11/06/2007 - If a student says to a gym teacher, “All jocks should be blown up,” should it be taken as a threat? Probably not if the student was laughing or obviously joking, but if the student has a history of making such pronouncements, the school might want to treat it as a legitimate threat. In general, the more specific the threat, the more seriously it should be taken, according to one of the latest entries into the Department of Justice’s Problem-Oriented Guides for Police, called “Bomb Threats in Schools.” The guide discusses the problem of bomb threats in schools, factors contributing to such threats, the right questions for administrators to ask themselves about the problem, and possible initiatives to prevent or respond to threats. Sixteen viable initiatives are presented, 9 involving prevention, 7 involving immediate response. For example, schools can develop a bomb-threat response plan. The guide points to an online tool developed by the Department of Homeland Security in conjunction with the New Mexico Institute of Mining and Technology for training and refresher courses on response planning. Immediate responses to a bomb threat may include recording the threat, analyzing it, evacuating the school, searching for a bomb, talking to the media, following up after the incident, and placing police officers in schools.
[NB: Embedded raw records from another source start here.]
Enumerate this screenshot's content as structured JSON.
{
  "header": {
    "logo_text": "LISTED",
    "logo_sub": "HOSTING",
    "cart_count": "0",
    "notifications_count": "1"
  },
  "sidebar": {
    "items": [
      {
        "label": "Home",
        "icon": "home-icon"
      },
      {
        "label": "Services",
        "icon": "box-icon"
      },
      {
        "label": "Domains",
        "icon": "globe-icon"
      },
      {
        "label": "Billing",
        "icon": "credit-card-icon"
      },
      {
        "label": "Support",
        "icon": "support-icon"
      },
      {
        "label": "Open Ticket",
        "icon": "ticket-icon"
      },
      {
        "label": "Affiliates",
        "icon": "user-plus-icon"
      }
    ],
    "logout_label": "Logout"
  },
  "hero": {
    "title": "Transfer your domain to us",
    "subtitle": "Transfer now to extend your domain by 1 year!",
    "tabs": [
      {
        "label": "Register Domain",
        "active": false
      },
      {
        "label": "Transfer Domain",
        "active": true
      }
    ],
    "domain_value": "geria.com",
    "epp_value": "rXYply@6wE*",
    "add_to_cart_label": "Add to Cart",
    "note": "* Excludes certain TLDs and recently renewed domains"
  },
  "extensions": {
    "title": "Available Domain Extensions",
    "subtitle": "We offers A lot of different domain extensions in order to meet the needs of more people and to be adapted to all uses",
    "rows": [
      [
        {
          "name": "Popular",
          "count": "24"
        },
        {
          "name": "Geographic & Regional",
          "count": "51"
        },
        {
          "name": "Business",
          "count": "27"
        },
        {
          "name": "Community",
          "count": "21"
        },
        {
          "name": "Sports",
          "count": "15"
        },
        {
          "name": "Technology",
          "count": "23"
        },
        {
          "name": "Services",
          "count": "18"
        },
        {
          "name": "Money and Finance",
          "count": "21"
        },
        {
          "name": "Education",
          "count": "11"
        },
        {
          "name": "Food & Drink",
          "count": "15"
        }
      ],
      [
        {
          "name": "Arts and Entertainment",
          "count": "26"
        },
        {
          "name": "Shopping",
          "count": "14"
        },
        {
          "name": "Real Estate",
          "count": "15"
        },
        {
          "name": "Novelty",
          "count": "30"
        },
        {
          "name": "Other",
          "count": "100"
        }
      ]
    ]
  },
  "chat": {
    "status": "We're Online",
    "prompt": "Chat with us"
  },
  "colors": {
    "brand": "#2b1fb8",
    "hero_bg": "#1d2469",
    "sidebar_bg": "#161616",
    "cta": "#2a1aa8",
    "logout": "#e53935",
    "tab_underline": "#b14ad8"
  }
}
The guide is on SM Online.
Technofile: IT Security
11/06/2007 - The Cyber Incident Detection Data Analysis Center (CIDDAC), a service to share real-time cyberthreat information, recently launched its National Operations Center at the University of Pennsylvania.
Technofile: IT Security
11/06/2007 - The Cyber Incident Detection Data Analysis Center (CIDDAC), a service to share real-time cyberthreat information, recently launched its National Operations Center at the University of Pennsylvania. CIDDAC will collect information about cyberthreats through intrusion-monitoring devices attached to corporate networks of companies that pay the $10,000 annual membership fee. The member companies will get alerts, reports, and “red phone” access to the operations center.@ There’s more about CIDDAC at SM Online.
Legal Report: School Security
11/06/2007 - A bill (S.B. 152) that would require school districts in Texas to implement bullying-prevention programs has been approved by the state’s Senate and has been taken up by the House of Representatives.
Schools: School Security
11/02/2007 - Link Elements Of Campus Security Design Guidelines.
Legal Report: Surveillance
11/02/2007 - A Washington appeals court has ruled that a bus surveillance tape recorded by a public school cannot be released to the parents of one of the bus riders. In the case, the parents argued that the school was required to turn over the tape—showing their child being hit by another student—under the state’s public disclosure law. The law requires that the state turn over public records unless the release is specifically exempt from the law. The school argued that records relating to disciplinary issues are exempt from the law. The court agreed. (Lindeman v. Kelso School District No. 458, Washington Court of Appeals, No. 31825-3-II, 2005)
Schools: Access Control
11/02/2007 - At SUNY’s University at Albany, access control devices—and security—are being enhanced in an ongoing project.
Beyond Print: Fire Safety
11/01/2007 - A report on fires in student housing finds that most occurred off-campus.
Daily Headline : Best Practices \ Case Studies
11/01/2007 - The Department of Education has developed guidelines and brochures for school officials and parents to better understand students' privacy rights.
Beyond Print: Crime
10/31/2007 - A new handlbook helps explain reporting requirements.
10/29/2007 - School children are told that “practice makes perfect,” in skills such as penmanship. When it comes to amateur forgeries, however, that bit of childhood wisdom might not hold true.
10/29/2007 - The key to school security is proactive intelligence gathering. A tip line can help.
Editor's Note: School Security
09/26/2007 - Schools learn a lesson about security.